Throughout Rosalie’s artistic career, she has been involved in Indigenous artist collectives and group projects and has become a consistent advocate and ally for contemporary Indigenous artists through these initiatives.
She has won prestigious awards and grants throughout the course of her career and received the 2017 Paul de Hueck and Norman Walford Career Achievement Award from the Ontario Arts Foundation.
Although recently expanding her artistic expressions into painting and videography after nearly 30 years of photography, Rosalie still very much considers herself a photographer first and foremost.
Rosalie has presented at talks, lectures, and workshops throughout North America over the years, and has held various teaching positions since the mid-1990s, most recently being the Professor of Photography at Discovery University in Ottawa from 2014-2017. She has also completed artists residencies including the Royal Melbourne Institute of Technology’s International Artist in Residency Program and Gushul Studio and University of Lethbridge Residency Program that provided the opportunity to initiate the Wrapped in Culture collaboration between Australian Aboriginal artists and First Nations artists in Canada.
About the Cloak
Rosalie Favell’s involvement in the Wrapped In Culture Australian Aboriginal/Canadian First Nations collaborative project first started while she was participating in a six-week artist’s residency in Melbourne, Australia. It was there that she was introduced to esteemed Indigenous Australian artist Maree Clarke who was facilitating possum skin cloak making workshops at the time.
Once back in Canada, Rosalie began seeking out support and partners to get Australian possum skin cloak makers to Canada.

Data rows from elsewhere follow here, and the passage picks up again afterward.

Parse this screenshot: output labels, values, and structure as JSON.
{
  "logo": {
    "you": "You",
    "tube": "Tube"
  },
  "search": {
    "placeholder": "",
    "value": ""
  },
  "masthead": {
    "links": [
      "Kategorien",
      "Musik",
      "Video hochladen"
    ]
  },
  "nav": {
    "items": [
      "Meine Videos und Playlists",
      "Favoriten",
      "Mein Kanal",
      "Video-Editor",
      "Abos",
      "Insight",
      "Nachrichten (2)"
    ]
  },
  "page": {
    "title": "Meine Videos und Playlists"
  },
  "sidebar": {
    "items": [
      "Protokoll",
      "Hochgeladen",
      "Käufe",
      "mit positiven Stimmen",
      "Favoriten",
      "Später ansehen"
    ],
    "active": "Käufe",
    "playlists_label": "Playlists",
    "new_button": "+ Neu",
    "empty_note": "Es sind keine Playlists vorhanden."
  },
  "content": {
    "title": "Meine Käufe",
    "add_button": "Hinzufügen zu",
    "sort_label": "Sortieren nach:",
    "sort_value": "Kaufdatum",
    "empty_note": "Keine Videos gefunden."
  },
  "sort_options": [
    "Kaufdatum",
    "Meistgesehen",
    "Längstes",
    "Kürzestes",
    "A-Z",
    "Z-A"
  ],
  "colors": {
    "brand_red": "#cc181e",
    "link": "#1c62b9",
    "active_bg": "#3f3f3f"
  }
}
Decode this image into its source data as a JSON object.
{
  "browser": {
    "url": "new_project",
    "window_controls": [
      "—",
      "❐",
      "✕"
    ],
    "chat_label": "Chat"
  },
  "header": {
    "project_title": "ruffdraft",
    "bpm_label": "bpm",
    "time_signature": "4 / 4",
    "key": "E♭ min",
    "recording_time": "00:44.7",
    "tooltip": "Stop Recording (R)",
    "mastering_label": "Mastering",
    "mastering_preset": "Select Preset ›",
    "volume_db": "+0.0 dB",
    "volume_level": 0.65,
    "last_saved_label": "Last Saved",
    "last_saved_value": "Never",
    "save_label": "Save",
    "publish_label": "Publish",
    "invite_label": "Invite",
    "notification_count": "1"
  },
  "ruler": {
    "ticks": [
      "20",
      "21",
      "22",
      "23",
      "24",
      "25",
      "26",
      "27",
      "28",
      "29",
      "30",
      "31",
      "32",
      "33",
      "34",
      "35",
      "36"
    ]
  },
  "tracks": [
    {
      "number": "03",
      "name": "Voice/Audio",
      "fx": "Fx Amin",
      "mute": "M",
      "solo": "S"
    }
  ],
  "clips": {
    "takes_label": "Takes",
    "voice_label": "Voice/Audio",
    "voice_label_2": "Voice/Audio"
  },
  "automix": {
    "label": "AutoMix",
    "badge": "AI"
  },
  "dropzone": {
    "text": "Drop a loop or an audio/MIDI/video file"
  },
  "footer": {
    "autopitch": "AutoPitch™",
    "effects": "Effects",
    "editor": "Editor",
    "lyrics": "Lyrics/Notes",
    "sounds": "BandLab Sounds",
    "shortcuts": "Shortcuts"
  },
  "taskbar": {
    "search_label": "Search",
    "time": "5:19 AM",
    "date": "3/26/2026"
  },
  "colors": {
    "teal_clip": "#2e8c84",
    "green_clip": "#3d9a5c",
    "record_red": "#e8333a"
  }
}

She also began contacting Canadian First Nations artists who could bring their skills into a collaborative art project with the Indigenous artists from Australia focused on producing a traditional southeast Australian style possum skin cloak and a traditional Canadian plains style buffalo hide robe.
Possum skin cloaks started out as two or three skins sewn together. The robes were initially used as a baby blanket, daily personal robe, and also as an adult night time sleeping blanket, among other uses. They were continually added to throughout a person’s life as the owner grew into an adult. In some regions of south-east Australia, every tribal member was eventually laid to rest wrapped in their personal possum skin cloak when they passed away.
Other parts of the possum were used by the cloak makers, such as possum jaw incisors, which were used to score or incise traditional designs into the skin side of the cloak. Designs were lined and coloured with red ochre on the non-fur skin side of the cloak–these designs contain and convey information about the owner’s lineage and native territory.
The introduction of mass-produced wool blankets by the British invaders in the 1800s eventually replaced the traditional, spiritually significant, and more functional possum skin cloaks used by the aboriginal population. The art of possum skin cloak making has been reclaimed and resurrected in recent generations, and contemporary possum skin cloaks have been proudly worn by Australia’s aboriginal people in a variety of modern contexts, including public and traditional ceremonies.
Possum skin cloaks were essential everyday clothing for aboriginal peoples in the south-east of Australia. Australian possums are marsupials and genetically, they are more closely related to other Australian marsupials, such as kangaroos, than they are to the opossums native to the American continents. Throughout Australia, various levels of protective laws have been enacted to ensure the species’ health and survival. Human exploitation of the land and introduced species have had a negative impact on the native possums’ population numbers and overall quality of life.